When I discovered, on a flying visit before an event elsewhere, that Eastside Projects were screening a film featuring dance, I knew I had to come back for a proper look. The film in question was Grace Schwindt’s Only A Free Individual Can Create A Free Society, a recent commission that takes an interview recorded between Schwindt and a left-wing activist as a kind of score for an elaborately staged choreography performed by eleven dancers. The interview explores the interviewee’s experiences of radical left-wing movements in 1960s and ’70s West Germany, before moving on to how his own views on the nature and practice of freedom have developed and found expression since that time.
The choreography borrows liberally from the history of dance, with sequences influenced by classical ballet, modern dance, Tanztheater, and more contemporary minimal experiments. It is performed in a free-standing three-walled stage that appears in various configurations throughout the film. Whatever style the movements are borrowed from, they are performed mechanically and without a trace of expression, with the only interaction or awareness of other performers seeming programmatic and routinised.
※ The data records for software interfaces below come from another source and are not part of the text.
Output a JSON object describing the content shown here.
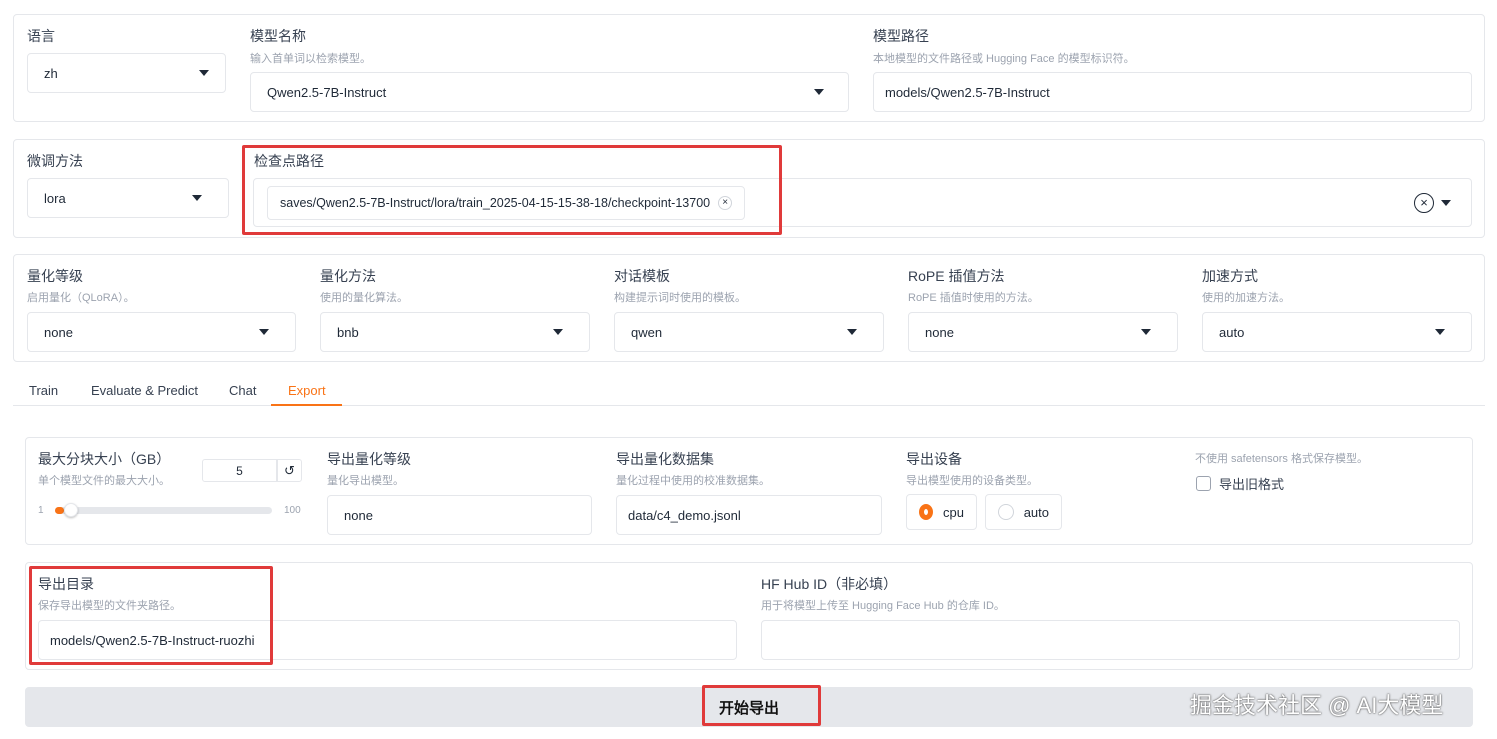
{
  "top": {
    "language": {
      "label": "语言",
      "value": "zh"
    },
    "model_name": {
      "label": "模型名称",
      "info": "输入首单词以检索模型。",
      "value": "Qwen2.5-7B-Instruct"
    },
    "model_path": {
      "label": "模型路径",
      "info": "本地模型的文件路径或 Hugging Face 的模型标识符。",
      "value": "models/Qwen2.5-7B-Instruct"
    }
  },
  "second": {
    "finetune": {
      "label": "微调方法",
      "value": "lora"
    },
    "checkpoint": {
      "label": "检查点路径",
      "tag": "saves/Qwen2.5-7B-Instruct/lora/train_2025-04-15-15-38-18/checkpoint-13700",
      "tag_close": "×",
      "clear": "×"
    }
  },
  "third": {
    "quant_bit": {
      "label": "量化等级",
      "info": "启用量化（QLoRA）。",
      "value": "none"
    },
    "quant_method": {
      "label": "量化方法",
      "info": "使用的量化算法。",
      "value": "bnb"
    },
    "template": {
      "label": "对话模板",
      "info": "构建提示词时使用的模板。",
      "value": "qwen"
    },
    "rope": {
      "label": "RoPE 插值方法",
      "info": "RoPE 插值时使用的方法。",
      "value": "none"
    },
    "booster": {
      "label": "加速方式",
      "info": "使用的加速方法。",
      "value": "auto"
    }
  },
  "tabs": [
    {
      "label": "Train",
      "active": false
    },
    {
      "label": "Evaluate & Predict",
      "active": false
    },
    {
      "label": "Chat",
      "active": false
    },
    {
      "label": "Export",
      "active": true
    }
  ],
  "export": {
    "shard": {
      "label": "最大分块大小（GB）",
      "info": "单个模型文件的最大大小。",
      "value": "5",
      "min": "1",
      "max": "100",
      "reset": "↺",
      "fraction": 0.04
    },
    "export_quant_bit": {
      "label": "导出量化等级",
      "info": "量化导出模型。",
      "value": "none"
    },
    "export_quant_dataset": {
      "label": "导出量化数据集",
      "info": "量化过程中使用的校准数据集。",
      "value": "data/c4_demo.jsonl"
    },
    "device": {
      "label": "导出设备",
      "info": "导出模型使用的设备类型。",
      "options": [
        "cpu",
        "auto"
      ],
      "selected": "cpu"
    },
    "legacy": {
      "info": "不使用 safetensors 格式保存模型。",
      "label": "导出旧格式",
      "checked": false
    },
    "export_dir": {
      "label": "导出目录",
      "info": "保存导出模型的文件夹路径。",
      "value": "models/Qwen2.5-7B-Instruct-ruozhi"
    },
    "hub_id": {
      "label": "HF Hub ID（非必填）",
      "info": "用于将模型上传至 Hugging Face Hub 的仓库 ID。",
      "value": ""
    },
    "button": "开始导出"
  },
  "watermark": "掘金技术社区 @ AI大模型",
  "colors": {
    "accent": "#f97316",
    "highlight": "#e03a3a"
  }
}
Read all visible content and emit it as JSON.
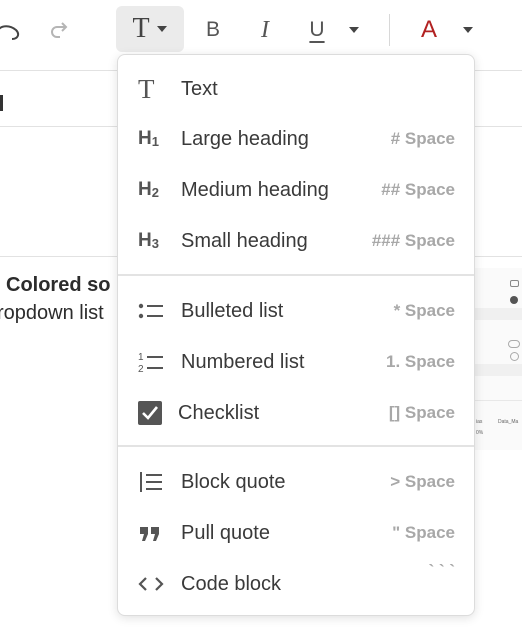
{
  "toolbar": {
    "icons": [
      "undo-icon",
      "redo-icon",
      "text-style-icon",
      "chevron-down-icon",
      "bold-icon",
      "italic-icon",
      "underline-icon",
      "chevron-down-icon",
      "font-color-icon",
      "chevron-down-icon"
    ],
    "bold_glyph": "B",
    "italic_glyph": "I",
    "underline_glyph": "U",
    "font_color_glyph": "A",
    "text_style_glyph": "T",
    "font_color": "#b22222"
  },
  "background": {
    "heading_fragment": "Colored so",
    "subtext_fragment": "ropdown list",
    "thumb_text_1": "ias",
    "thumb_text_2": "Data_Ma",
    "thumb_text_3": "0%"
  },
  "menu": {
    "groups": [
      {
        "items": [
          {
            "label": "Text",
            "shortcut": "",
            "icon": "text-icon"
          },
          {
            "label": "Large heading",
            "shortcut": "# Space",
            "icon": "heading-1-icon"
          },
          {
            "label": "Medium heading",
            "shortcut": "## Space",
            "icon": "heading-2-icon"
          },
          {
            "label": "Small heading",
            "shortcut": "### Space",
            "icon": "heading-3-icon"
          }
        ]
      },
      {
        "items": [
          {
            "label": "Bulleted list",
            "shortcut": "* Space",
            "icon": "bulleted-list-icon"
          },
          {
            "label": "Numbered list",
            "shortcut": "1. Space",
            "icon": "numbered-list-icon"
          },
          {
            "label": "Checklist",
            "shortcut": "[] Space",
            "icon": "checklist-icon"
          }
        ]
      },
      {
        "items": [
          {
            "label": "Block quote",
            "shortcut": "> Space",
            "icon": "block-quote-icon"
          },
          {
            "label": "Pull quote",
            "shortcut": "\" Space",
            "icon": "pull-quote-icon"
          },
          {
            "label": "Code block",
            "shortcut": "` ` `",
            "icon": "code-block-icon"
          }
        ]
      }
    ],
    "heading_icons": {
      "h1": "H",
      "h1_sub": "1",
      "h2": "H",
      "h2_sub": "2",
      "h3": "H",
      "h3_sub": "3"
    },
    "numbered_icon_digits": {
      "one": "1",
      "two": "2"
    }
  },
  "colors": {
    "icon_gray": "#555555",
    "shortcut_gray": "#a8a8a8",
    "checkbox_fill": "#555555",
    "toolbar_active_bg": "#ebebeb"
  }
}
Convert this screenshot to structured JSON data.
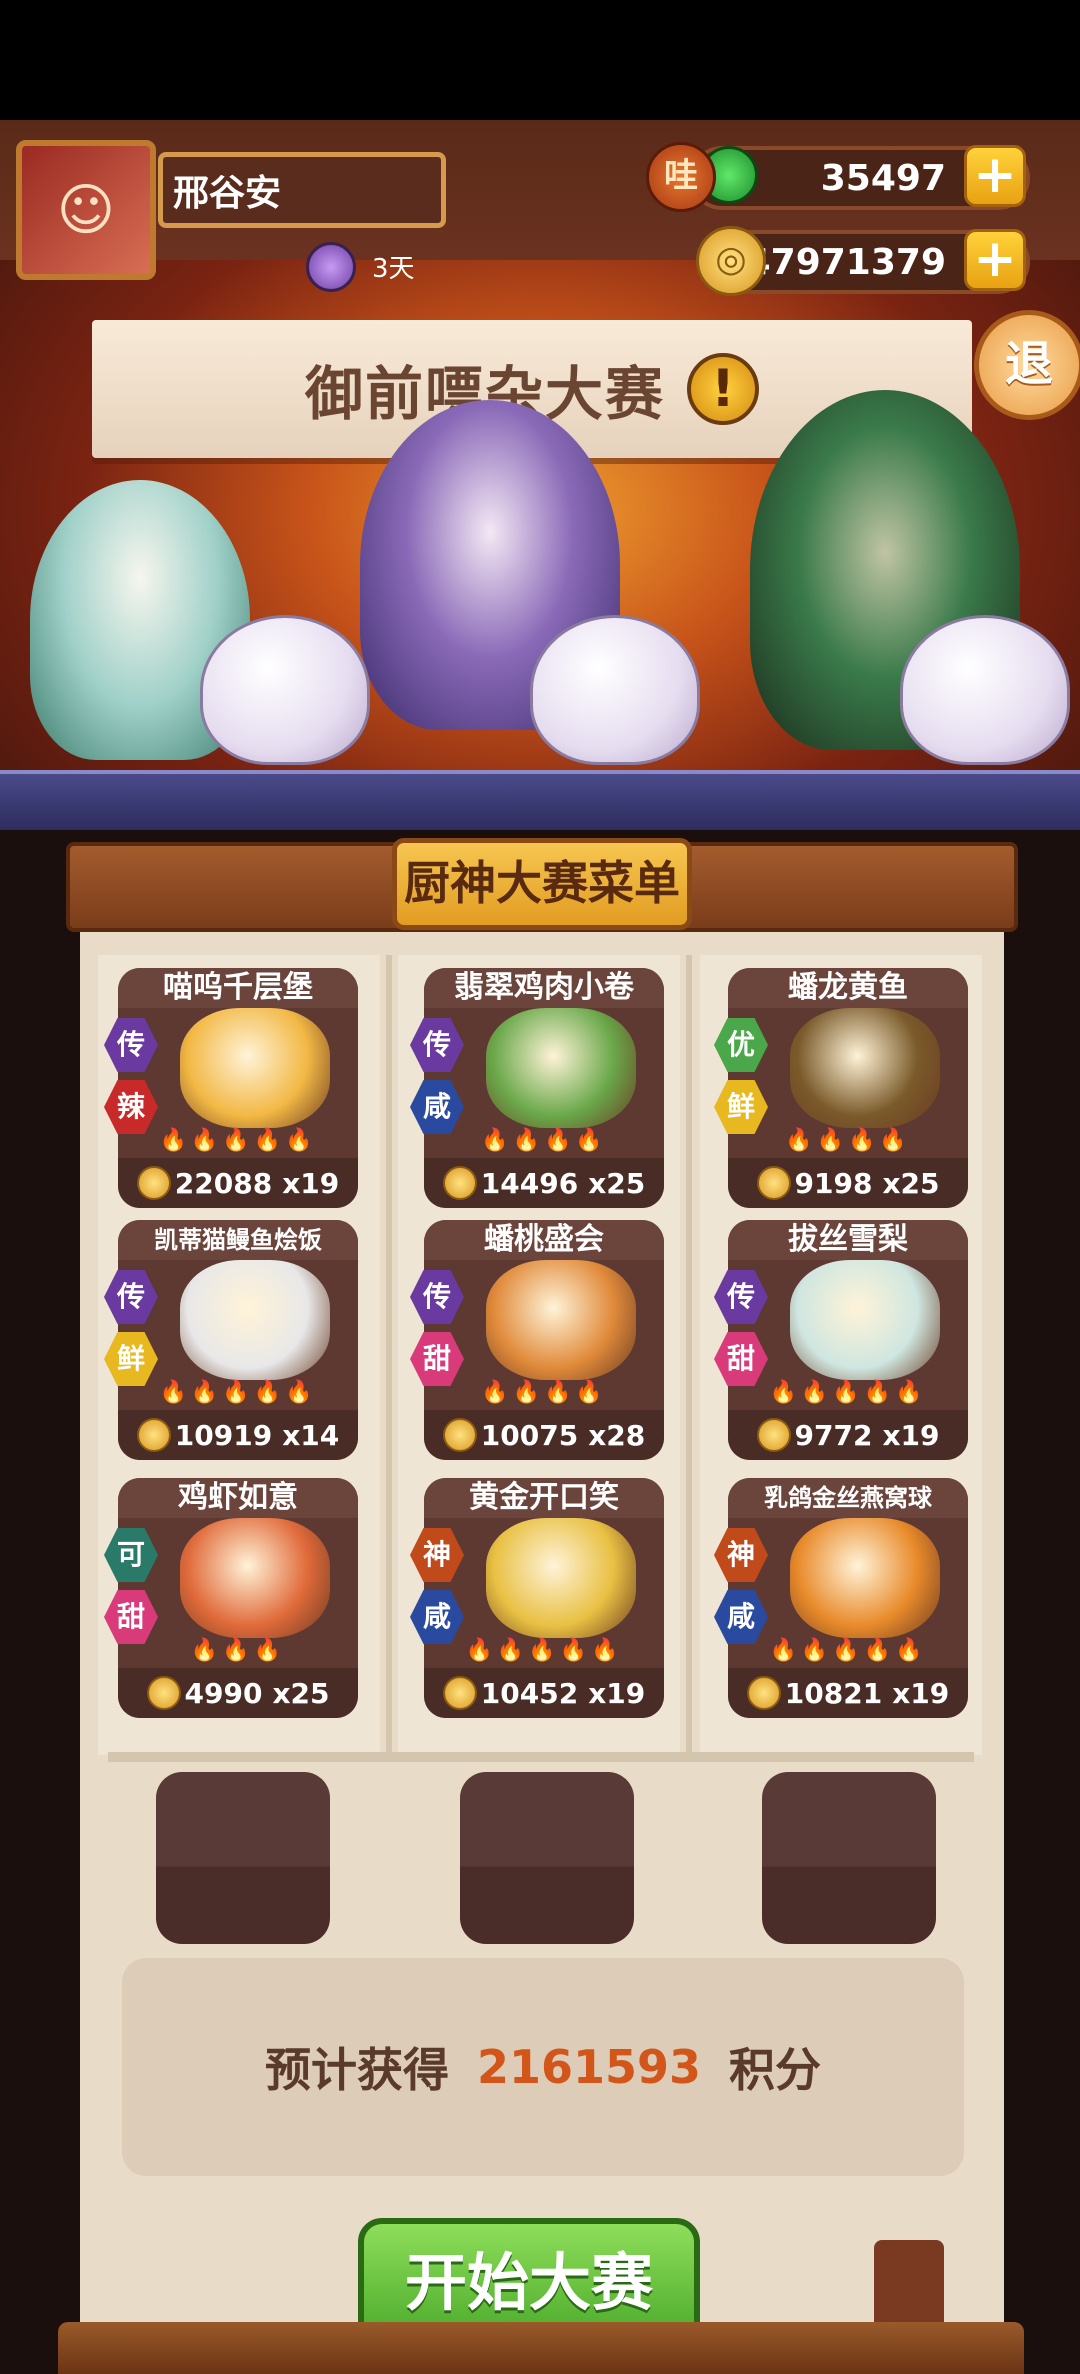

The dialogue, developed from the afore-mentioned interview, is delivered by the dancers in deadpan monotone, sometimes alone and sometimes in unison, seeming at different times diagetic and non-diagetic. I was never quite sure whether the stage had really been constructed on a hill overlooking a city at night, or whether it was green-screened.
Such extreme stylisation often has the effect of distancing the work from its subject matter, suggesting either that the moment described has now passed or that the experience of it is simply too uncertain or alien to be grasped. Straightforward Brechtian alienation, then? Maybe not: the exhibition notes reference the artist’s “processes of translating language into vivid material”, in which “each element is equally important and should be read together as a melody”. Perhaps the flat, expressionless delivery is therefore intended as a way of distributing intensities evenly across a plane, ensuring the equality among elements that is suggested in the dialogue as a pre-condition for a genuinely free society.
The problem, if it is indeed a problem, is that this equality is achieved only through a very high degree of top-down choreographic and directorial control, where every gesture and movement has to be exactly so in order to guarantee evenness of distribution. The level of rigorous training required to function as a vehicle for that control — as a dancer, a set designer, a post-production editor — is also high. The desired equality thus only appears through the central coordination of several regimens or disciplines that impose the constraints of their respective techniques upon the elements being primed for freedom. Perhaps this is Schwindt’s answer to the debate, pointed to by the film’s title and also brought up in the dialogue, regarding the chicken-and-egg problem of whether a free society produces free individuals, or vice-versa: if equality requires submission to a technique and a routine, then it is only to be hoped that the possibility of individual freedom will later follow.
Only A Free Individual Can Create A Free Society closes at Eastside Projects today, but tours in the UK, Germany and Canada throughout 2014 and into 2015.